What takes the biscuit though is the introduction of what looks to be an important plank in the club’s policy for 2013/14, i.e. “As supporters, players, staff, whoever we are, we are one City, one community, one club. #WeAreCardiffCity “. Now, on one level (i.e. at a “normal” football club), that looks and sounds quite impressive, but given what the re-branding of Cardiff City over the past year has done, it is completely inappropriate for all sorts of reasons. Firstly, whilst I accept that it’s easy to get sucked into the whole red v blue thing on the messageboards and forget that it would not appear to be that important a matter for most of the people who turn up for home games, I’m still firmly of the opinion that if you ask the Cardiff City community (by that I mean the hundreds of thousands, or even millions, of people all over the world who take at least an occasional, passing, interest in the club) what colour they wanted us to play in, 99.9% of them would answer blue, not red and black and certainly not red shirts with slightly darker red shorts!
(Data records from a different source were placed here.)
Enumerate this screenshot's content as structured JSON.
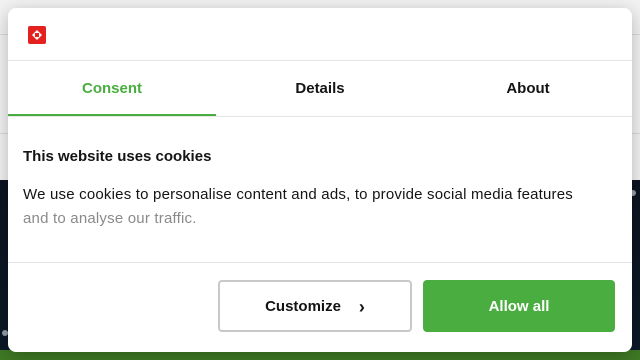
{
  "dialog": {
    "tabs": [
      {
        "label": "Consent",
        "active": true
      },
      {
        "label": "Details",
        "active": false
      },
      {
        "label": "About",
        "active": false
      }
    ],
    "title": "This website uses cookies",
    "body_main": "We use cookies to personalise content and ads, to provide social media features",
    "body_faded": "and to analyse our traffic.",
    "buttons": {
      "customize": "Customize",
      "customize_icon": "›",
      "allow_all": "Allow all"
    }
  },
  "colors": {
    "accent": "#4aad40",
    "brand": "#e3211f",
    "text": "#141414"
  }
}
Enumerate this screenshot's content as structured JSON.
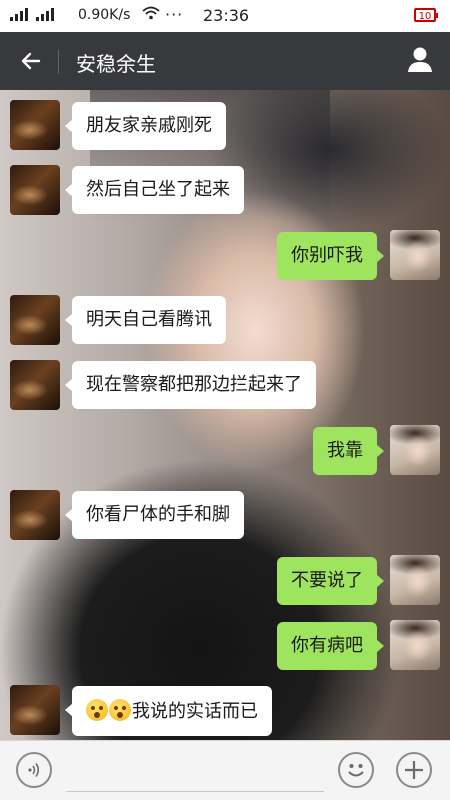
{
  "status_bar": {
    "speed": "0.90K/s",
    "wifi_icon": "wifi-icon",
    "dots": "···",
    "time": "23:36",
    "battery": "10",
    "battery_color": "#cc0000"
  },
  "header": {
    "back_icon": "arrow-left-icon",
    "title": "安稳余生",
    "profile_icon": "person-icon",
    "background": "#38393d"
  },
  "messages": [
    {
      "side": "in",
      "text": "朋友家亲戚刚死"
    },
    {
      "side": "in",
      "text": "然后自己坐了起来"
    },
    {
      "side": "out",
      "text": "你别吓我"
    },
    {
      "side": "in",
      "text": "明天自己看腾讯"
    },
    {
      "side": "in",
      "text": "现在警察都把那边拦起来了"
    },
    {
      "side": "out",
      "text": "我靠"
    },
    {
      "side": "in",
      "text": "你看尸体的手和脚"
    },
    {
      "side": "out",
      "text": "不要说了"
    },
    {
      "side": "out",
      "text": "你有病吧"
    },
    {
      "side": "in",
      "text": "我说的实话而已",
      "prefix_emojis": [
        "dizzy-face-emoji",
        "dizzy-face-emoji"
      ]
    }
  ],
  "colors": {
    "incoming_bubble": "#ffffff",
    "outgoing_bubble": "#9fe45e"
  },
  "bottom_bar": {
    "voice_icon": "voice-icon",
    "emoji_icon": "smiley-icon",
    "plus_icon": "plus-icon"
  }
}
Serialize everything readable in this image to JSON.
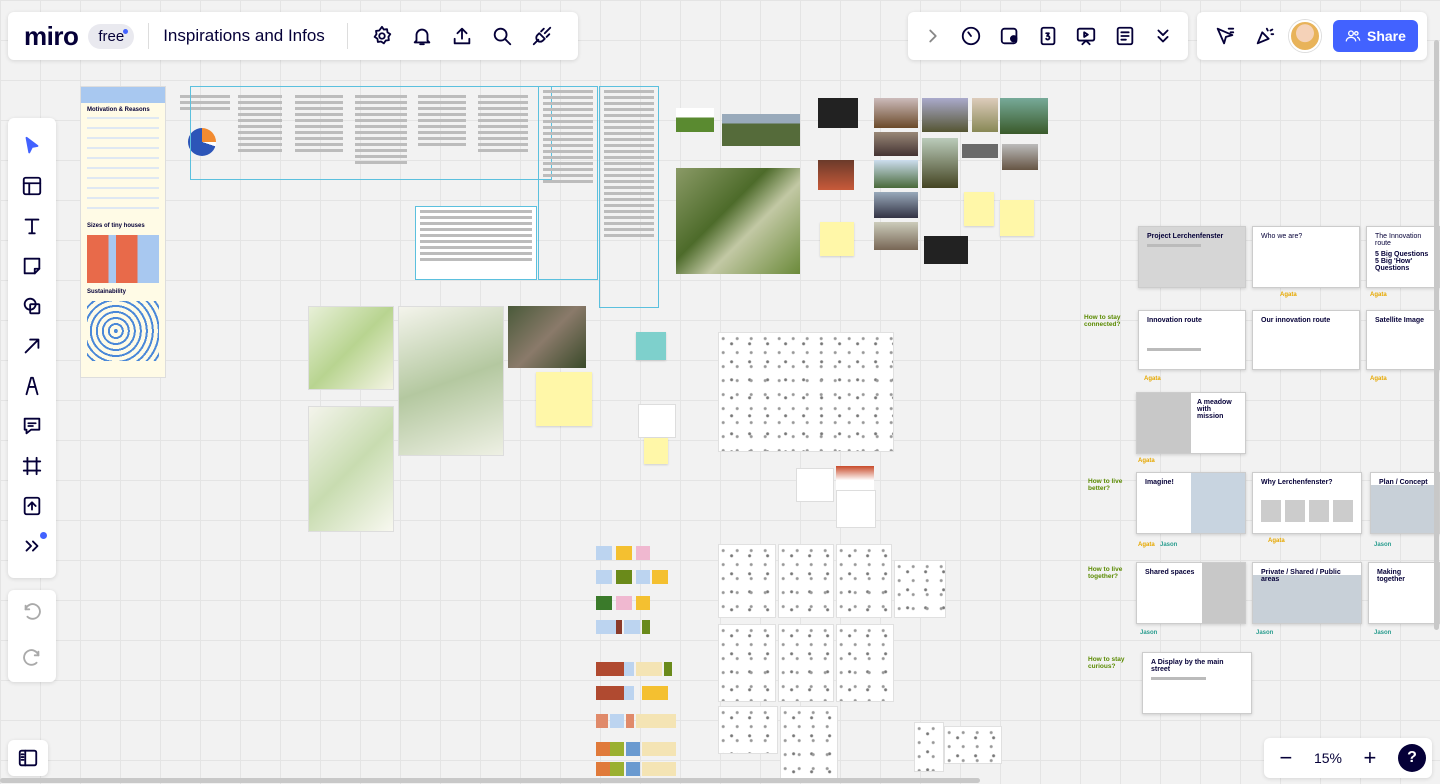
{
  "app": {
    "logo": "miro",
    "plan_badge": "free",
    "board_title": "Inspirations and Infos"
  },
  "topbar_icons": [
    "settings-icon",
    "bell-icon",
    "upload-icon",
    "search-icon",
    "plug-icon"
  ],
  "collab_tools": [
    "chevron-right-icon",
    "timer-icon",
    "voting-icon",
    "card-counter-icon",
    "presentation-icon",
    "notes-icon",
    "double-chevron-down-icon"
  ],
  "share": {
    "label": "Share"
  },
  "zoom": {
    "value": "15%",
    "minus": "−",
    "plus": "+",
    "help": "?"
  },
  "left_tools": [
    "select",
    "templates",
    "text",
    "sticky-note",
    "shapes",
    "arrow",
    "pen",
    "comment",
    "frame",
    "upload",
    "more"
  ],
  "canvas": {
    "poster_sections": [
      "Motivation & Reasons",
      "Sizes of tiny houses",
      "Sustainability"
    ],
    "slides": [
      {
        "title": "Project Lerchenfenster",
        "grey": true
      },
      {
        "title": "Who we are?",
        "grey": false
      },
      {
        "title": "The Innovation route",
        "sub": "5 Big Questions\n5 Big 'How' Questions",
        "grey": false
      },
      {
        "title": "Innovation route",
        "grey": false
      },
      {
        "title": "Our innovation route",
        "grey": false
      },
      {
        "title": "Satellite Image",
        "grey": false
      },
      {
        "title": "A meadow with mission",
        "grey": true
      },
      {
        "title": "Imagine!",
        "grey": true
      },
      {
        "title": "Why Lerchenfenster?",
        "grey": false
      },
      {
        "title": "Plan / Concept",
        "grey": true
      },
      {
        "title": "Shared spaces",
        "grey": true
      },
      {
        "title": "Private / Shared / Public areas",
        "grey": true
      },
      {
        "title": "Making together",
        "grey": false
      },
      {
        "title": "A Display by the main street",
        "grey": false
      }
    ],
    "questions": [
      "How to stay connected?",
      "How to live better?",
      "How to live together?",
      "How to stay curious?"
    ],
    "authors": [
      "Agata",
      "Jason"
    ]
  }
}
I don’t like using Americanisms like “elephant in the room”, but it seems appropriate here – for those representing the club to blithely go on about “one City, one community, one club” is to ignore the whale in the room (let alone the elephant!) and I’m afraid that it only gives the impression that the policy makers at Cardiff City are completely out of touch with how people feel. To be honest, this should not come as a surprise, because, although the club deserve credit for making itself more community based in some respects recently, making the sort of sweeping changes to the club’s identity that we’ve seen over the past twelve months and then expecting the fractures caused by their actions to the fanbase to be cured by the introduction of a new marketing slogan is pretty typical of the sort of customer relations “expertise” we’ve seen from them lately.

One last point, I see it’s being claimed that the awful two tone kit is all part of some cunning plan whereby everyone gets upset and then ends up being grateful for getting the old red and black kit re-introduced for next season. It’s argued by some that Vincent Tan did much the same last year when we were, first, going to change to red, then we weren’t and then we were again and then when he “reassured” us all after his thoughts about changing the name of the club during his television interview in February – he’s playing us and will get what he wants in the end while appearing to listen to the fans. If we accept for now that the kit unveiled yesterday is some sort of ruse, then I assume the “what he wants” this time is us playing in red and black next season, but would there have been such an outcry from fans if it had just been announced that it would be same again as far as the kit goes?

None of these so called clever maneuverings make the slightest difference in my book once the change has been made from blue to red. That remains the main issue here, not what colour shorts we wear with our red shirts and I hardly think that everyone wanting a return to blue are going to change their minds on that if we end up wearing red and black next season after some sort of “climbdown” by the club. No, for me it’s much more simple than that, the club, just like they have done with every kit related pronouncement they’ve made since the game with West Ham to end last season, have just dug themselves into a deeper hole through their own ineptitude and lack of rapport with the “community” they claim to be part of.

* Picture courtesy of http://www.cardiffcityfc.co.uk/

This entry was posted in Out on the pitch, Up in the Boardroom and tagged . Bookmark the permalink.